The film is bookended by narration from Deni’s girlfriend, Kofi (Rihanna), who tells the story of the fictional Guava Island and how its paradise was lost when its prized silkworms drew in greedy industrialists. Through richly colored cutout-style animation, we see the island’s origin as well as the origin of Deni and Kofi’s romance as childhood sweethearts. But this is not Kofi’s story, and after the introduction she largely fades into the background — a strange waste of an abundantly photogenic international pop star in what turns out to be a kind of casual musical. (If Glover was worried about being upstaged by Rihanna, that’s the most understandable thing in the world, but such pettiness would feel out of place in this anti-capitalist fable.)

Deni, who appears to make a living singing on the radio and writing jingles for local businessman Red (Nonso Anozie), has promised the island’s workers a music festival in the coming days. He envisions a music and dance-filled night off for everyone, a break from their jobs at the silk factory. But the big boss Red forbids it, not wanting to lose a day of labor from his workforce. With a death threat hanging over his head, Deni forges on anyway, while Kofi frets, sometimes confiding in her friend Yara (Letitia Wright). Along the way, there are a handful of musical numbers, including a reworking of Glover’s hot-button viral hit “This Is America,” reimagined in a loading dock at Red’s factory. It’s a response to a coworker’s longing to save up and move to America so he can “be his own boss.” The Childish Gambino song becomes a kind of current-day rejoinder to the American dream in the way “America” was for the Puerto Rican immigrant characters in West Side Story. The idea, of course, is that Guava Island is a microcosm of America, and that America is no more abundant with opportunity than this tiny, mono-industrial island.

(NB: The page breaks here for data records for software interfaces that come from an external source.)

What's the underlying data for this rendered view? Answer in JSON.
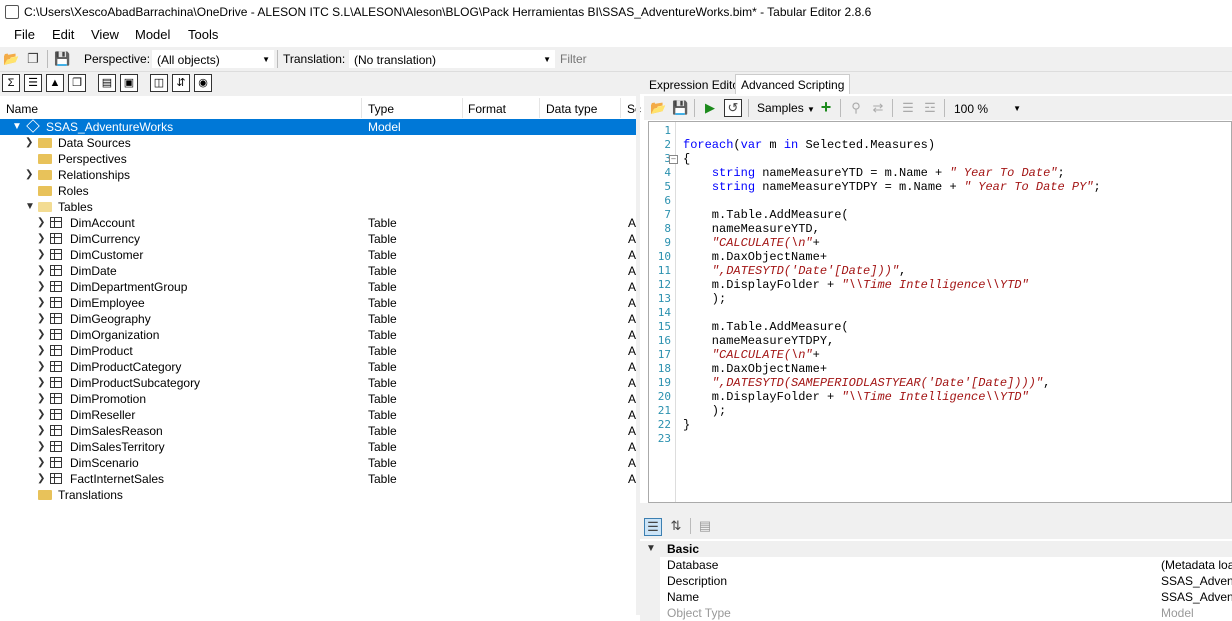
{
  "window": {
    "title": "C:\\Users\\XescoAbadBarrachina\\OneDrive - ALESON ITC S.L\\ALESON\\Aleson\\BLOG\\Pack Herramientas BI\\SSAS_AdventureWorks.bim* - Tabular Editor 2.8.6"
  },
  "menu": [
    "File",
    "Edit",
    "View",
    "Model",
    "Tools"
  ],
  "toolbar": {
    "perspective_label": "Perspective:",
    "perspective_value": "(All objects)",
    "translation_label": "Translation:",
    "translation_value": "(No translation)",
    "filter_placeholder": "Filter"
  },
  "tree": {
    "columns": [
      "Name",
      "Type",
      "Format",
      "Data type",
      "Sc"
    ],
    "model": {
      "name": "SSAS_AdventureWorks",
      "type": "Model"
    },
    "folders": [
      "Data Sources",
      "Perspectives",
      "Relationships",
      "Roles",
      "Tables"
    ],
    "tables": [
      {
        "name": "DimAccount",
        "type": "Table",
        "sc": "A"
      },
      {
        "name": "DimCurrency",
        "type": "Table",
        "sc": "A"
      },
      {
        "name": "DimCustomer",
        "type": "Table",
        "sc": "A"
      },
      {
        "name": "DimDate",
        "type": "Table",
        "sc": "A"
      },
      {
        "name": "DimDepartmentGroup",
        "type": "Table",
        "sc": "A"
      },
      {
        "name": "DimEmployee",
        "type": "Table",
        "sc": "A"
      },
      {
        "name": "DimGeography",
        "type": "Table",
        "sc": "A"
      },
      {
        "name": "DimOrganization",
        "type": "Table",
        "sc": "A"
      },
      {
        "name": "DimProduct",
        "type": "Table",
        "sc": "A"
      },
      {
        "name": "DimProductCategory",
        "type": "Table",
        "sc": "A"
      },
      {
        "name": "DimProductSubcategory",
        "type": "Table",
        "sc": "A"
      },
      {
        "name": "DimPromotion",
        "type": "Table",
        "sc": "A"
      },
      {
        "name": "DimReseller",
        "type": "Table",
        "sc": "A"
      },
      {
        "name": "DimSalesReason",
        "type": "Table",
        "sc": "A"
      },
      {
        "name": "DimSalesTerritory",
        "type": "Table",
        "sc": "A"
      },
      {
        "name": "DimScenario",
        "type": "Table",
        "sc": "A"
      },
      {
        "name": "FactInternetSales",
        "type": "Table",
        "sc": "A"
      }
    ],
    "translations_folder": "Translations"
  },
  "tabs": [
    "Expression Editor",
    "Advanced Scripting"
  ],
  "script_toolbar": {
    "samples_label": "Samples",
    "zoom": "100 %"
  },
  "code_lines": [
    "",
    "foreach(var m in Selected.Measures)",
    "{",
    "    string nameMeasureYTD = m.Name + \" Year To Date\";",
    "    string nameMeasureYTDPY = m.Name + \" Year To Date PY\";",
    "",
    "    m.Table.AddMeasure(",
    "    nameMeasureYTD,",
    "    \"CALCULATE(\\n\"+",
    "    m.DaxObjectName+",
    "    \",DATESYTD('Date'[Date]))\",",
    "    m.DisplayFolder + \"\\\\Time Intelligence\\\\YTD\"",
    "    );",
    "",
    "    m.Table.AddMeasure(",
    "    nameMeasureYTDPY,",
    "    \"CALCULATE(\\n\"+",
    "    m.DaxObjectName+",
    "    \",DATESYTD(SAMEPERIODLASTYEAR('Date'[Date])))\",",
    "    m.DisplayFolder + \"\\\\Time Intelligence\\\\YTD\"",
    "    );",
    "}",
    ""
  ],
  "properties": {
    "category": "Basic",
    "rows": [
      {
        "name": "Database",
        "value": "(Metadata load"
      },
      {
        "name": "Description",
        "value": "SSAS_Adventu"
      },
      {
        "name": "Name",
        "value": "SSAS_Adventu"
      },
      {
        "name": "Object Type",
        "value": "Model"
      }
    ]
  }
}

The Glover brothers and Murai have, as ever, no shortage of big questions and ideas to build their stories around, and a line uttered by Rihanna to Anozie in the film’s finale underscores the onstage sentiments of both Deni (at his festival) and Childish Gambino (at Coachella). Why then does Guava Island feel so small, and Glover’s Coachella appearance feel so huge? One took, presumably, more logistical planning than the other — a feature(ish) film shoot and a musical set are vastly different undertakings. In this case the ideas feels diluted in the former, despite the latter being accompanied by the good folks at AEG and the stunty reveal of a limited edition collaboration between Glover and Adidas. One feels like a melancholy hang with characters we never really get a chance to know, the other like an existential emergency.

Childish Gambino’s Guava Island Is a Anti-Capitalist Fable